(Data records for software interfaces)

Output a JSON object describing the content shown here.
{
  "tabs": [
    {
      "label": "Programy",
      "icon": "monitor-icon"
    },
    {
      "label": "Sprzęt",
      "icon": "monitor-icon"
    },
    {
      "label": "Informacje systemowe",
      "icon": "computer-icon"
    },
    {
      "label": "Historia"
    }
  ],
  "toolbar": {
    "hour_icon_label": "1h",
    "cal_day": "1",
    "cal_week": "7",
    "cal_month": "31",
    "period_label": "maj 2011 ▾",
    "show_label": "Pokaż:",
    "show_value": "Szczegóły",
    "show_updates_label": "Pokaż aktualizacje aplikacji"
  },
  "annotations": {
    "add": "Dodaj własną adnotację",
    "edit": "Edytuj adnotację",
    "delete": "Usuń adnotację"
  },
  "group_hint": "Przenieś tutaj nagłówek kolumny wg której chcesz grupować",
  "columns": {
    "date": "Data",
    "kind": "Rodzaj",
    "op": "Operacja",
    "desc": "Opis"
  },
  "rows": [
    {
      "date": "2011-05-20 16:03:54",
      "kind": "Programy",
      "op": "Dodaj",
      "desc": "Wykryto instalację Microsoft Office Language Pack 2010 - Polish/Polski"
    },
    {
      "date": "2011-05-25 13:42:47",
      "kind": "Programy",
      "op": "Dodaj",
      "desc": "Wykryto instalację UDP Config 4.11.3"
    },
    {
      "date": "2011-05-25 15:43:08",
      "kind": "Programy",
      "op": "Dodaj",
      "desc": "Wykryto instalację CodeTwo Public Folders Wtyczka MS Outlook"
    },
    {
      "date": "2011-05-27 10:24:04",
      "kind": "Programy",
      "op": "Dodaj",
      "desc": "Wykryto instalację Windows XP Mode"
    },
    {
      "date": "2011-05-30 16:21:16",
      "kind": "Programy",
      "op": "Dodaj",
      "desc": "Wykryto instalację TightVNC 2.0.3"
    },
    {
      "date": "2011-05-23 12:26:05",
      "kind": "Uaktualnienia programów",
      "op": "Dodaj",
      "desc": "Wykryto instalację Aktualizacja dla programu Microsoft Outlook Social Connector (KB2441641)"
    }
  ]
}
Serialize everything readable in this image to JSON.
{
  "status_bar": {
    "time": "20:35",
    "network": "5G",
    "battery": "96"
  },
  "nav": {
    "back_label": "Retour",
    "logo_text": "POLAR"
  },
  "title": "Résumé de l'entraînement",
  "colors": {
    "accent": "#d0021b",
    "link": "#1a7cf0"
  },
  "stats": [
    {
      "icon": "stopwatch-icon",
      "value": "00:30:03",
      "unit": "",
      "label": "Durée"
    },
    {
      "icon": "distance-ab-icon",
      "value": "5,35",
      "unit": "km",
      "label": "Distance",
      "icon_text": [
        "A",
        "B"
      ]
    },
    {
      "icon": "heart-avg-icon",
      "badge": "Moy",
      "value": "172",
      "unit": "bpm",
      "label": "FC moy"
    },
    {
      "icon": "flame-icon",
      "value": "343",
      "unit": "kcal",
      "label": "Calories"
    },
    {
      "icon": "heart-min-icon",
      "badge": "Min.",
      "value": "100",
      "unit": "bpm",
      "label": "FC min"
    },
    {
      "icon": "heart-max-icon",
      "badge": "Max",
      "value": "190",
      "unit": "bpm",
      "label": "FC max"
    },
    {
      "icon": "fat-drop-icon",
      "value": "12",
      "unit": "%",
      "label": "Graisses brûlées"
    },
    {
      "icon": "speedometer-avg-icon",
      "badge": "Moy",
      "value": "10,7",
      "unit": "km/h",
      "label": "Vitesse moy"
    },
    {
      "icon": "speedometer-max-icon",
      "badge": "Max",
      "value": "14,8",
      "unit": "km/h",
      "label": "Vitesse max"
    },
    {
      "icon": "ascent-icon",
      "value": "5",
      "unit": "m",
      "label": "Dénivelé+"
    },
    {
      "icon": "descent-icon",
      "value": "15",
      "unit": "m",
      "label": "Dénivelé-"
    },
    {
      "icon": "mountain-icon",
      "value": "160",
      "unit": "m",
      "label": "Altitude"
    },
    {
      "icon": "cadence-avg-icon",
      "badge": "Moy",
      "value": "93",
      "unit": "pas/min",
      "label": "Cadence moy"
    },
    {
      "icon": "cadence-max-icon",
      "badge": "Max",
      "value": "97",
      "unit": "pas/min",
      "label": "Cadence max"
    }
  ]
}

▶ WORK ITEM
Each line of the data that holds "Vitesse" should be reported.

▶ YOUR RESPONSE
      "label": "Vitesse moy"
      "label": "Vitesse max"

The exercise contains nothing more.